  2. Comprehensive business continuity/disaster recovery plans. Healthcare organization’s networks and operations can be greatly impacted or even shut down due to disasters of any kind, including cyber attacks. Having a thorough plan that identifies the IT systems, processes and potential risks will help to create a more efficient recovery should disaster strike. Some considerations include ensuring data is properly backed up, communications remain intact and access and compliance is maintained. These plans are vital for protecting your patients in the event of an attack. If healthcare providers are unable to recover patient data following a ransomware attack, patients ultimately cannot be treated.
  3. Security assessments. The number of threats and various methods to access an organization’s network today are growing. Getting assistance from third-party security experts can accelerate your cybersecurity defense and also help uncover any vulnerabilities in your network. These vendors can provide services for internal and external penetration testing, vulnerability assessments, social engineering and phishing exercises—all critical elements to solidifying a solid security strategy.
  4. Seek a DDoS prevention and mitigation partner. IDC Research’s recent survey reports that more than 50% of IT security decision makers said that their organization had been the victim of a distributed denial-of-service (DDoS) attack as many as 10 times in the past year. The attacks surfacing for healthcare providers are broad, including their website, devices and applications. Since health records are now digitized for the majority of providers in the U.S., they are dependent on technology to provide patient care. Bad actors can also use DDoS attacks to distract from data breach activities which puts patients at risk of having their valuable PHI stolen. Using a managed DDoS protection service can provide access to expert analysts and advanced technology to avoid costly downtime and interruptions to patient care.
  5. Security training, best practices and awareness. To defend against social engineering and phishing email cyberattacks, your employees need to be reminded of security best practices and risks. According to the State of the Industry report, 86% of C-Suite executives admit that employee negligence is one of their biggest information security risks. Hackers are getting better and better at disguising emails and making them look authentic. Educating employees to recognize these well-disguised ploys should be a part of your defensive strategy. Additionally, tailgating, or following someone into an organization after the door is held open, can also expose your organization to costly security breaches. Encourage employees to ask to see a company badge and ID before permitting access to your facility. This should be a standard part of your data loss prevention policies. Continually training on security best practices and awareness will help to reduce incidents of employee negligence.

Establishing a proactive defense
The healthcare industry faces an increasingly complex security climate and stricter standards for compliance. Taking proactive measures and seeking assistance from qualified network security providers with expertise in healthcare IT will help to ensure your organization is properly prepared for anything.

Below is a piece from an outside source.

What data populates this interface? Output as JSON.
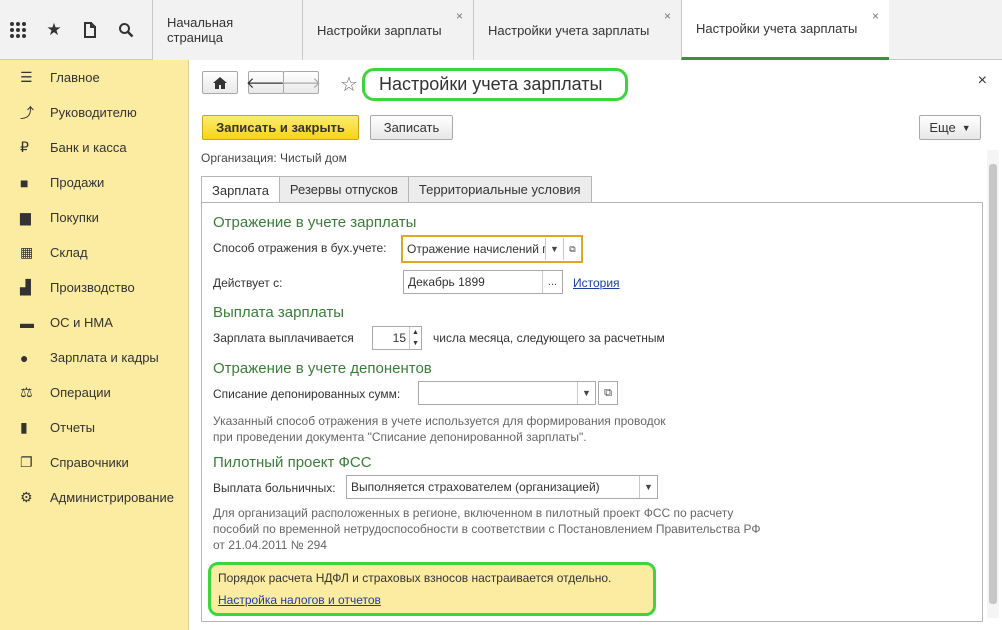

1 https://hitinfrastructure.com/news/aligning-health-it-with-business-goals-is-top-cio-challenge
2 https://www.healthcaredive.com/news/healthcare-again-tops-industries-for-cybersecurity-attacks-data-
breaches/552403/